*YOUR OBJECTIVE*. An exact copy of all entries is required.
─── GIVEN RECORDS
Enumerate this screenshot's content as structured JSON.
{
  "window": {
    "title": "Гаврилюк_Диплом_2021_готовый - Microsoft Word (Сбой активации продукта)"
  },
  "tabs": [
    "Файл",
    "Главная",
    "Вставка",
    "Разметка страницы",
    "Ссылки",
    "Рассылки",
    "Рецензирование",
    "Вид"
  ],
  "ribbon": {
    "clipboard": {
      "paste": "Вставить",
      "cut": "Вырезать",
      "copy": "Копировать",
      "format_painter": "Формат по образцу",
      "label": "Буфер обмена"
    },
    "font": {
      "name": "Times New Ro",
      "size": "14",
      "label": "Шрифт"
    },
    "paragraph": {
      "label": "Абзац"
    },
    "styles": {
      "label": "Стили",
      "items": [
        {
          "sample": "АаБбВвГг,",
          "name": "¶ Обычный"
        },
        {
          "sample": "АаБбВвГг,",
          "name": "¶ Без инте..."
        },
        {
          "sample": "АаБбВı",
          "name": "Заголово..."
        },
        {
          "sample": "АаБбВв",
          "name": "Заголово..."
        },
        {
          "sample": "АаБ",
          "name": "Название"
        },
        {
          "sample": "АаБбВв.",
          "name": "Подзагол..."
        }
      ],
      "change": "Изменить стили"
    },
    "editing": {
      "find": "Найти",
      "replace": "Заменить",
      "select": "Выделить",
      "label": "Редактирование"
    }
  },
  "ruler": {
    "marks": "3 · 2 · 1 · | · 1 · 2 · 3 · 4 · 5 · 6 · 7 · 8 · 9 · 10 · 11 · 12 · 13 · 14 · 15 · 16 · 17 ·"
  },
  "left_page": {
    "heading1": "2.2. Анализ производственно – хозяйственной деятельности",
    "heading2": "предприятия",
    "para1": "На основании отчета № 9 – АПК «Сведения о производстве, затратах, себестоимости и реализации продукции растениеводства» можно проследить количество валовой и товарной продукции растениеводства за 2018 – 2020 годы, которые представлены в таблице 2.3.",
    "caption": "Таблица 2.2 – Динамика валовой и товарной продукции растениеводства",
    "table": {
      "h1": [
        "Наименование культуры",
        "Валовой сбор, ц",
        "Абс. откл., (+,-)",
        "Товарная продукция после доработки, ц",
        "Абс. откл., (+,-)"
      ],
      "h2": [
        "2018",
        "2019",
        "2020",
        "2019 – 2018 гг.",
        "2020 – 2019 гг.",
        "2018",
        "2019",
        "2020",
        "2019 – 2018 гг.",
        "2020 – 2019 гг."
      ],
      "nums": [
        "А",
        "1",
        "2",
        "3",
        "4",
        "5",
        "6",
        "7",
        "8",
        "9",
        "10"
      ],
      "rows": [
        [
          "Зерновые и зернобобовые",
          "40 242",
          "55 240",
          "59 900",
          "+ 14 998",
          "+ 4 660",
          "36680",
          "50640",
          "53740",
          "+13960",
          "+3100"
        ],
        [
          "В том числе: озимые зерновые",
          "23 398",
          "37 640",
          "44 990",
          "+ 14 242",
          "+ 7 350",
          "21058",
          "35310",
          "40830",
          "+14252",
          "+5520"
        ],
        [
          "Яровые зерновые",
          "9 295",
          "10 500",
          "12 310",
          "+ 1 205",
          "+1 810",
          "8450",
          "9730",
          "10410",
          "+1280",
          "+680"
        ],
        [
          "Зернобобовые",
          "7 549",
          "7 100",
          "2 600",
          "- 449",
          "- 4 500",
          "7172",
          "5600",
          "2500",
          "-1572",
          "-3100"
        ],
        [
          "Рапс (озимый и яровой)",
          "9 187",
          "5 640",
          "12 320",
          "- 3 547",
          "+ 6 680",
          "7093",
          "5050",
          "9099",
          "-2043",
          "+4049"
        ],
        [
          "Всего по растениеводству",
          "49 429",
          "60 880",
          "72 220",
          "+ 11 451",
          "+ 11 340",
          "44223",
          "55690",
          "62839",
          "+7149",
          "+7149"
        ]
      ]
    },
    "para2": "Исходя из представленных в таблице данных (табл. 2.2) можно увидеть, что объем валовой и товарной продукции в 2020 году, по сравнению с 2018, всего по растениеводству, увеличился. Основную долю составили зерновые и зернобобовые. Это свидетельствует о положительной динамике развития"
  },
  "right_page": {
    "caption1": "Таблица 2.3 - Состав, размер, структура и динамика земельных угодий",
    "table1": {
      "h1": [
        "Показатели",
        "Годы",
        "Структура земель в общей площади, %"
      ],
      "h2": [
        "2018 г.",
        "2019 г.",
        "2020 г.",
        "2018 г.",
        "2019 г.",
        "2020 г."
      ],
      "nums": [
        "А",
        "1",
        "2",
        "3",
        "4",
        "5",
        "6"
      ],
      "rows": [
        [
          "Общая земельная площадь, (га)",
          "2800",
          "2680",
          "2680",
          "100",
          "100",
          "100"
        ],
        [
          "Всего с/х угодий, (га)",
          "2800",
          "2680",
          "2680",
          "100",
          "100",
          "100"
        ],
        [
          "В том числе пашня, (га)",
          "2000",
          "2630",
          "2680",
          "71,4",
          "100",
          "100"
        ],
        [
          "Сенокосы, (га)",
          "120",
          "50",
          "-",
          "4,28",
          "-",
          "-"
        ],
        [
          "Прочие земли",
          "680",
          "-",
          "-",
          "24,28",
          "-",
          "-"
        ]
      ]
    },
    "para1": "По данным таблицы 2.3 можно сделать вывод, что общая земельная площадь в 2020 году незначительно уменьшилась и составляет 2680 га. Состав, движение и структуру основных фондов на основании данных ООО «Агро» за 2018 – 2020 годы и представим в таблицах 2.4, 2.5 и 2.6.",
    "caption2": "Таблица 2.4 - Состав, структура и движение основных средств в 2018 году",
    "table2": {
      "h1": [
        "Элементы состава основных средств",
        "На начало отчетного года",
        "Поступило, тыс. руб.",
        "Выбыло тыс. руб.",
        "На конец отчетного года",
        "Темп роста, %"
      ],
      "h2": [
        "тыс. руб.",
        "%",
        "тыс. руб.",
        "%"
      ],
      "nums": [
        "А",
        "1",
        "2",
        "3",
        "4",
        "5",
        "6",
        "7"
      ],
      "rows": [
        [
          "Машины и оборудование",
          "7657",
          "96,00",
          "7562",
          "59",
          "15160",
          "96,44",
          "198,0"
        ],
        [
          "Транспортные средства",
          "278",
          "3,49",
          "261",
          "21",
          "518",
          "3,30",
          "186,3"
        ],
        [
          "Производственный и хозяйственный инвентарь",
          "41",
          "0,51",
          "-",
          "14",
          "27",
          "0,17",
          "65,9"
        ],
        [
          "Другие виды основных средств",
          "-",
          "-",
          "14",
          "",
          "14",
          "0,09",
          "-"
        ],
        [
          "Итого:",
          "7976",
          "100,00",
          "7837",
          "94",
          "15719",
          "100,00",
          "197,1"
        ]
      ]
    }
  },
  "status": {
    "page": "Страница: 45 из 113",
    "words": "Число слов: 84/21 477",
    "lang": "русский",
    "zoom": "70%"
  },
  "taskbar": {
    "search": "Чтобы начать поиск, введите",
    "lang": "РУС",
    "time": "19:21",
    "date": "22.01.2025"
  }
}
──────
*RESPONSE AREA*.
Enumerate this screenshot's content as structured JSON.
{
  "window": {
    "title": "Гаврилюк_Диплом_2021_готовый - Microsoft Word (Сбой активации продукта)"
  },
  "tabs": [
    "Файл",
    "Главная",
    "Вставка",
    "Разметка страницы",
    "Ссылки",
    "Рассылки",
    "Рецензирование",
    "Вид"
  ],
  "ribbon": {
    "clipboard": {
      "paste": "Вставить",
      "cut": "Вырезать",
      "copy": "Копировать",
      "format_painter": "Формат по образцу",
      "label": "Буфер обмена"
    },
    "font": {
      "name": "Times New Ro",
      "size": "14",
      "label": "Шрифт"
    },
    "paragraph": {
      "label": "Абзац"
    },
    "styles": {
      "label": "Стили",
      "items": [
        {
          "sample": "АаБбВвГг,",
          "name": "¶ Обычный"
        },
        {
          "sample": "АаБбВвГг,",
          "name": "¶ Без инте..."
        },
        {
          "sample": "АаБбВı",
          "name": "Заголово..."
        },
        {
          "sample": "АаБбВв",
          "name": "Заголово..."
        },
        {
          "sample": "АаБ",
          "name": "Название"
        },
        {
          "sample": "АаБбВв.",
          "name": "Подзагол..."
        }
      ],
      "change": "Изменить стили"
    },
    "editing": {
      "find": "Найти",
      "replace": "Заменить",
      "select": "Выделить",
      "label": "Редактирование"
    }
  },
  "ruler": {
    "marks": "3 · 2 · 1 · | · 1 · 2 · 3 · 4 · 5 · 6 · 7 · 8 · 9 · 10 · 11 · 12 · 13 · 14 · 15 · 16 · 17 ·"
  },
  "left_page": {
    "heading1": "2.2. Анализ производственно – хозяйственной деятельности",
    "heading2": "предприятия",
    "para1": "На основании отчета № 9 – АПК «Сведения о производстве, затратах, себестоимости и реализации продукции растениеводства» можно проследить количество валовой и товарной продукции растениеводства за 2018 – 2020 годы, которые представлены в таблице 2.3.",
    "caption": "Таблица 2.2 – Динамика валовой и товарной продукции растениеводства",
    "table": {
      "h1": [
        "Наименование культуры",
        "Валовой сбор, ц",
        "Абс. откл., (+,-)",
        "Товарная продукция после доработки, ц",
        "Абс. откл., (+,-)"
      ],
      "h2": [
        "2018",
        "2019",
        "2020",
        "2019 – 2018 гг.",
        "2020 – 2019 гг.",
        "2018",
        "2019",
        "2020",
        "2019 – 2018 гг.",
        "2020 – 2019 гг."
      ],
      "nums": [
        "А",
        "1",
        "2",
        "3",
        "4",
        "5",
        "6",
        "7",
        "8",
        "9",
        "10"
      ],
      "rows": [
        [
          "Зерновые и зернобобовые",
          "40 242",
          "55 240",
          "59 900",
          "+ 14 998",
          "+ 4 660",
          "36680",
          "50640",
          "53740",
          "+13960",
          "+3100"
        ],
        [
          "В том числе: озимые зерновые",
          "23 398",
          "37 640",
          "44 990",
          "+ 14 242",
          "+ 7 350",
          "21058",
          "35310",
          "40830",
          "+14252",
          "+5520"
        ],
        [
          "Яровые зерновые",
          "9 295",
          "10 500",
          "12 310",
          "+ 1 205",
          "+1 810",
          "8450",
          "9730",
          "10410",
          "+1280",
          "+680"
        ],
        [
          "Зернобобовые",
          "7 549",
          "7 100",
          "2 600",
          "- 449",
          "- 4 500",
          "7172",
          "5600",
          "2500",
          "-1572",
          "-3100"
        ],
        [
          "Рапс (озимый и яровой)",
          "9 187",
          "5 640",
          "12 320",
          "- 3 547",
          "+ 6 680",
          "7093",
          "5050",
          "9099",
          "-2043",
          "+4049"
        ],
        [
          "Всего по растениеводству",
          "49 429",
          "60 880",
          "72 220",
          "+ 11 451",
          "+ 11 340",
          "44223",
          "55690",
          "62839",
          "+7149",
          "+7149"
        ]
      ]
    },
    "para2": "Исходя из представленных в таблице данных (табл. 2.2) можно увидеть, что объем валовой и товарной продукции в 2020 году, по сравнению с 2018, всего по растениеводству, увеличился. Основную долю составили зерновые и зернобобовые. Это свидетельствует о положительной динамике развития"
  },
  "right_page": {
    "caption1": "Таблица 2.3 - Состав, размер, структура и динамика земельных угодий",
    "table1": {
      "h1": [
        "Показатели",
        "Годы",
        "Структура земель в общей площади, %"
      ],
      "h2": [
        "2018 г.",
        "2019 г.",
        "2020 г.",
        "2018 г.",
        "2019 г.",
        "2020 г."
      ],
      "nums": [
        "А",
        "1",
        "2",
        "3",
        "4",
        "5",
        "6"
      ],
      "rows": [
        [
          "Общая земельная площадь, (га)",
          "2800",
          "2680",
          "2680",
          "100",
          "100",
          "100"
        ],
        [
          "Всего с/х угодий, (га)",
          "2800",
          "2680",
          "2680",
          "100",
          "100",
          "100"
        ],
        [
          "В том числе пашня, (га)",
          "2000",
          "2630",
          "2680",
          "71,4",
          "100",
          "100"
        ],
        [
          "Сенокосы, (га)",
          "120",
          "50",
          "-",
          "4,28",
          "-",
          "-"
        ],
        [
          "Прочие земли",
          "680",
          "-",
          "-",
          "24,28",
          "-",
          "-"
        ]
      ]
    },
    "para1": "По данным таблицы 2.3 можно сделать вывод, что общая земельная площадь в 2020 году незначительно уменьшилась и составляет 2680 га. Состав, движение и структуру основных фондов на основании данных ООО «Агро» за 2018 – 2020 годы и представим в таблицах 2.4, 2.5 и 2.6.",
    "caption2": "Таблица 2.4 - Состав, структура и движение основных средств в 2018 году",
    "table2": {
      "h1": [
        "Элементы состава основных средств",
        "На начало отчетного года",
        "Поступило, тыс. руб.",
        "Выбыло тыс. руб.",
        "На конец отчетного года",
        "Темп роста, %"
      ],
      "h2": [
        "тыс. руб.",
        "%",
        "тыс. руб.",
        "%"
      ],
      "nums": [
        "А",
        "1",
        "2",
        "3",
        "4",
        "5",
        "6",
        "7"
      ],
      "rows": [
        [
          "Машины и оборудование",
          "7657",
          "96,00",
          "7562",
          "59",
          "15160",
          "96,44",
          "198,0"
        ],
        [
          "Транспортные средства",
          "278",
          "3,49",
          "261",
          "21",
          "518",
          "3,30",
          "186,3"
        ],
        [
          "Производственный и хозяйственный инвентарь",
          "41",
          "0,51",
          "-",
          "14",
          "27",
          "0,17",
          "65,9"
        ],
        [
          "Другие виды основных средств",
          "-",
          "-",
          "14",
          "",
          "14",
          "0,09",
          "-"
        ],
        [
          "Итого:",
          "7976",
          "100,00",
          "7837",
          "94",
          "15719",
          "100,00",
          "197,1"
        ]
      ]
    }
  },
  "status": {
    "page": "Страница: 45 из 113",
    "words": "Число слов: 84/21 477",
    "lang": "русский",
    "zoom": "70%"
  },
  "taskbar": {
    "search": "Чтобы начать поиск, введите",
    "lang": "РУС",
    "time": "19:21",
    "date": "22.01.2025"
  }
}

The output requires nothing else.